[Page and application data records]
[Start of section]
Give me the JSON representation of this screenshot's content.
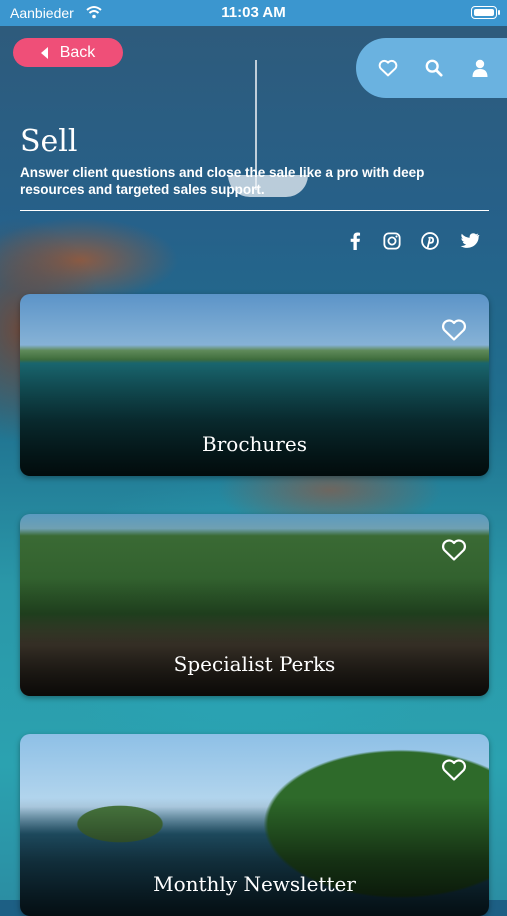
{
  "status_bar": {
    "carrier": "Aanbieder",
    "time": "11:03 AM"
  },
  "nav": {
    "back_label": "Back"
  },
  "header": {
    "title": "Sell",
    "subtitle": "Answer client questions and close the sale like a pro with deep resources and targeted sales support."
  },
  "top_actions": [
    "heart-icon",
    "search-icon",
    "user-icon"
  ],
  "social": [
    "facebook-icon",
    "instagram-icon",
    "pinterest-icon",
    "twitter-icon"
  ],
  "cards": [
    {
      "title": "Brochures"
    },
    {
      "title": "Specialist Perks"
    },
    {
      "title": "Monthly Newsletter"
    }
  ],
  "colors": {
    "back_button": "#ef4f78",
    "action_bar": "#6ab2e0",
    "status_bar": "#3b96cf"
  }
}
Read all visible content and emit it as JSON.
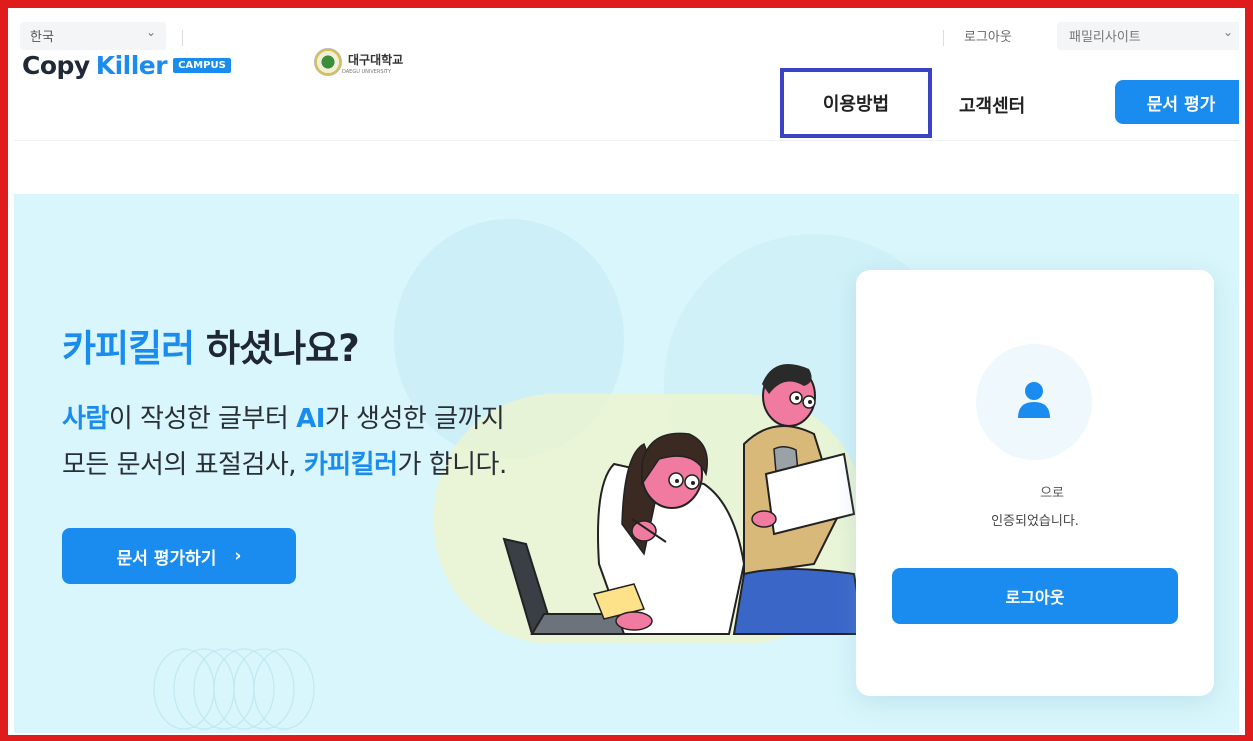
{
  "utility_bar": {
    "language": "한국",
    "logout": "로그아웃",
    "family_site": "패밀리사이트"
  },
  "header": {
    "logo": {
      "copy": "Copy",
      "killer": "Killer",
      "campus": "CAMPUS"
    },
    "university": {
      "name": "대구대학교",
      "sub": "DAEGU UNIVERSITY"
    },
    "nav": {
      "usage": "이용방법",
      "support": "고객센터"
    },
    "evaluate_button": "문서 평가"
  },
  "hero": {
    "title_accent": "카피킬러",
    "title_rest": " 하셨나요?",
    "line1_accent1": "사람",
    "line1_mid": "이 작성한 글부터 ",
    "line1_accent2": "AI",
    "line1_end": "가 생성한 글까지",
    "line2_start": "모든 문서의 표절검사, ",
    "line2_accent": "카피킬러",
    "line2_end": "가 합니다.",
    "cta": "문서 평가하기",
    "cta_arrow": "›"
  },
  "login_card": {
    "suffix": "으로",
    "message": "인증되었습니다.",
    "logout_button": "로그아웃"
  },
  "colors": {
    "accent": "#1a8cf0",
    "frame": "#e01b1b",
    "highlight": "#3b43c4",
    "hero_bg": "#d8f6fb"
  },
  "icons": [
    "chevron-down-icon",
    "user-icon",
    "chevron-right-icon"
  ]
}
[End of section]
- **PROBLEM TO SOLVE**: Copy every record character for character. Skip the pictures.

- **RESPONSE FOR THIS EXERCISE**:
Give me the JSON representation of this screenshot's content.
{
  "status_bar": {
    "carrier": "Aanbieder",
    "time": "11:03 AM"
  },
  "nav": {
    "back_label": "Back"
  },
  "header": {
    "title": "Sell",
    "subtitle": "Answer client questions and close the sale like a pro with deep resources and targeted sales support."
  },
  "top_actions": [
    "heart-icon",
    "search-icon",
    "user-icon"
  ],
  "social": [
    "facebook-icon",
    "instagram-icon",
    "pinterest-icon",
    "twitter-icon"
  ],
  "cards": [
    {
      "title": "Brochures"
    },
    {
      "title": "Specialist Perks"
    },
    {
      "title": "Monthly Newsletter"
    }
  ],
  "colors": {
    "back_button": "#ef4f78",
    "action_bar": "#6ab2e0",
    "status_bar": "#3b96cf"
  }
}
Read all visible content and emit it as JSON.
{
  "utility_bar": {
    "language": "한국",
    "logout": "로그아웃",
    "family_site": "패밀리사이트"
  },
  "header": {
    "logo": {
      "copy": "Copy",
      "killer": "Killer",
      "campus": "CAMPUS"
    },
    "university": {
      "name": "대구대학교",
      "sub": "DAEGU UNIVERSITY"
    },
    "nav": {
      "usage": "이용방법",
      "support": "고객센터"
    },
    "evaluate_button": "문서 평가"
  },
  "hero": {
    "title_accent": "카피킬러",
    "title_rest": " 하셨나요?",
    "line1_accent1": "사람",
    "line1_mid": "이 작성한 글부터 ",
    "line1_accent2": "AI",
    "line1_end": "가 생성한 글까지",
    "line2_start": "모든 문서의 표절검사, ",
    "line2_accent": "카피킬러",
    "line2_end": "가 합니다.",
    "cta": "문서 평가하기",
    "cta_arrow": "›"
  },
  "login_card": {
    "suffix": "으로",
    "message": "인증되었습니다.",
    "logout_button": "로그아웃"
  },
  "colors": {
    "accent": "#1a8cf0",
    "frame": "#e01b1b",
    "highlight": "#3b43c4",
    "hero_bg": "#d8f6fb"
  },
  "icons": [
    "chevron-down-icon",
    "user-icon",
    "chevron-right-icon"
  ]
}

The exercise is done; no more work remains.